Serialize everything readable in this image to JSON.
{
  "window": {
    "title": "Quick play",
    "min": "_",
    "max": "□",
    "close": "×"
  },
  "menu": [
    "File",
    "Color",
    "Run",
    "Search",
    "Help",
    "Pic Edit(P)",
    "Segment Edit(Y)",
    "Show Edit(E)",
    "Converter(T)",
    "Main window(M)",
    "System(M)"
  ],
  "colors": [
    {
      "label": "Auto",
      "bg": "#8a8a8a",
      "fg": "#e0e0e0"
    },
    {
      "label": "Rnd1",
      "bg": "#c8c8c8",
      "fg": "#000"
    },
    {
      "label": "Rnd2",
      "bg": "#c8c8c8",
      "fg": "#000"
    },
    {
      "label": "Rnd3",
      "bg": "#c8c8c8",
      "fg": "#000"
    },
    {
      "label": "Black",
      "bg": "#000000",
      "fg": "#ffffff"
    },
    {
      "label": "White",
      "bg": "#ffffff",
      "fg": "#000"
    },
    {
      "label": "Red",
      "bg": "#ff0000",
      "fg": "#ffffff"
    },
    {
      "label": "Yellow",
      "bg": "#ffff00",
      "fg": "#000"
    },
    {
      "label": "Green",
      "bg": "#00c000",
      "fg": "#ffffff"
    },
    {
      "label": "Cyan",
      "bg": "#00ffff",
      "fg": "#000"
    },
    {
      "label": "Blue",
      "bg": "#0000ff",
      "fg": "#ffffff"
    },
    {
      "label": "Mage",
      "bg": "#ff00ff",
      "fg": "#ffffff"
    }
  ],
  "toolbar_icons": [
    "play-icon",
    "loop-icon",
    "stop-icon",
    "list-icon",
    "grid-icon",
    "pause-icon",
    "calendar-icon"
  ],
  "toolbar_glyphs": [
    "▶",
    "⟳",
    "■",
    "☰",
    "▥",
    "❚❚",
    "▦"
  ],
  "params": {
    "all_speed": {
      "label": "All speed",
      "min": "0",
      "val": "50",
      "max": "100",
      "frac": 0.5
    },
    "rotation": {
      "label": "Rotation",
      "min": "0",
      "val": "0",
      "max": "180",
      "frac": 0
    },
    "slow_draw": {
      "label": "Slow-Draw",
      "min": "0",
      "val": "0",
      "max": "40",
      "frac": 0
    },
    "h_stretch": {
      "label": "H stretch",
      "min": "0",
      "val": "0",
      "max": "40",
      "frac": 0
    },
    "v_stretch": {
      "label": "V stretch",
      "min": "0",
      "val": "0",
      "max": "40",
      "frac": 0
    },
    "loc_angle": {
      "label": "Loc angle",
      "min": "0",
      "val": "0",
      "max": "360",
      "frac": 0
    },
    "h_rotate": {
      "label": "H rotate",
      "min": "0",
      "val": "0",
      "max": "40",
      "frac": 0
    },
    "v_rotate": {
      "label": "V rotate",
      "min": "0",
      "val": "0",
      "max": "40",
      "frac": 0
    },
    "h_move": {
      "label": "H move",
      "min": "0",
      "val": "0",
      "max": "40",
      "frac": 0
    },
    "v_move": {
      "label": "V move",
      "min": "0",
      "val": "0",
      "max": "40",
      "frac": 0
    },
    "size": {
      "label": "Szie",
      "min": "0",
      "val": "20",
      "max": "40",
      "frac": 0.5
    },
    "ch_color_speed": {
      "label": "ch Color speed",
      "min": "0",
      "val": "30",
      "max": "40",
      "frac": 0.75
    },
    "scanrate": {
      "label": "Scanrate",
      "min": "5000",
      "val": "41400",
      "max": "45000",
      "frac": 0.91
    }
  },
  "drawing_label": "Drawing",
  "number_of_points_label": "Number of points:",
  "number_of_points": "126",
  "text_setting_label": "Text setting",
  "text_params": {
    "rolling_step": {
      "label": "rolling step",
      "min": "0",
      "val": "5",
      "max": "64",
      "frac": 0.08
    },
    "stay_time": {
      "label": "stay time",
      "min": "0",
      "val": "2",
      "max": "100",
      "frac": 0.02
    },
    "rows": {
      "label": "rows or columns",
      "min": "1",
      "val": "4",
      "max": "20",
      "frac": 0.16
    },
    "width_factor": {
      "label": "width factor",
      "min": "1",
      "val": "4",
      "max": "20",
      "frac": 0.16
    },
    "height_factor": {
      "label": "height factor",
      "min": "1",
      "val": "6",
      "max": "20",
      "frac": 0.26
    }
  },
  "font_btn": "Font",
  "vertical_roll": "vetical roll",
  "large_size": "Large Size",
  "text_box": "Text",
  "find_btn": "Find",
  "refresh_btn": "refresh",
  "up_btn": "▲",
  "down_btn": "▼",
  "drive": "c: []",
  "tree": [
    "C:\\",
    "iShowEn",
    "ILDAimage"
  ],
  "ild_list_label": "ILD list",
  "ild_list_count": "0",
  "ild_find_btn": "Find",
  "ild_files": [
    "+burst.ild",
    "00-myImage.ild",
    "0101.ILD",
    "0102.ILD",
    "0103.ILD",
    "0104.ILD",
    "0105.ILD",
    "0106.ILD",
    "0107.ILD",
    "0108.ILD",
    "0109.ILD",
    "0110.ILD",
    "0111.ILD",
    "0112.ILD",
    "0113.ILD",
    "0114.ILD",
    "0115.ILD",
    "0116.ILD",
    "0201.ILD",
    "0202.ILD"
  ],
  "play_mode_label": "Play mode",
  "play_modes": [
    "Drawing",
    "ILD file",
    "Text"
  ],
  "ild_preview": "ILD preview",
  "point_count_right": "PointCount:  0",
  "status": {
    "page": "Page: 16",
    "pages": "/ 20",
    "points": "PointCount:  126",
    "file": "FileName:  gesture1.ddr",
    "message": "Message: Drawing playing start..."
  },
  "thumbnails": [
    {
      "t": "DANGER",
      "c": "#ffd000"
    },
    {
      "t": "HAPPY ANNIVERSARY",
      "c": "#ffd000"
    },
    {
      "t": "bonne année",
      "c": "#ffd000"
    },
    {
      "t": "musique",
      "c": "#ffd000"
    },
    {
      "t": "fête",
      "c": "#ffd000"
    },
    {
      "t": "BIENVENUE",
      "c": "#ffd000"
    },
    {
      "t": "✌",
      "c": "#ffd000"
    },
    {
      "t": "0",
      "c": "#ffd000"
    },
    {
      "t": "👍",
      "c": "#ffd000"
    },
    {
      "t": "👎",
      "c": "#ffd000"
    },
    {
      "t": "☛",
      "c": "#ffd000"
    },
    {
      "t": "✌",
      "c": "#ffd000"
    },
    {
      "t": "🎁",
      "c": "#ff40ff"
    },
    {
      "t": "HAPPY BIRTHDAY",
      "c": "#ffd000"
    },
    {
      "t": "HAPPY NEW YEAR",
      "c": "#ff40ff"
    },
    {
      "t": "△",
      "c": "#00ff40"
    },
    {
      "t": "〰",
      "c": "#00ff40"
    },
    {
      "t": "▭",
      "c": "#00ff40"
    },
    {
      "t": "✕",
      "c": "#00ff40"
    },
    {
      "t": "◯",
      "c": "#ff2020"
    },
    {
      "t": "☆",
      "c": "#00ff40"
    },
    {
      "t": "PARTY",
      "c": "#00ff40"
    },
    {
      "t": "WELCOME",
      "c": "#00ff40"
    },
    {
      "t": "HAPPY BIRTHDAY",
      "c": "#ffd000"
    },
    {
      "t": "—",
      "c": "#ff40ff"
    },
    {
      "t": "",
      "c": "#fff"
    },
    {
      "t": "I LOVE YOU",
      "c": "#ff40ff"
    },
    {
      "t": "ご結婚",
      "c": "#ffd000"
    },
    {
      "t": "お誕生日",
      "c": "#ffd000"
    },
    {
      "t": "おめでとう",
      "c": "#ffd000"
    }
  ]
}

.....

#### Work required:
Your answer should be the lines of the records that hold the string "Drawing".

#### Answer for this exercise:
  "drawing_label": "Drawing",
    "Drawing",
    "message": "Message: Drawing playing start..."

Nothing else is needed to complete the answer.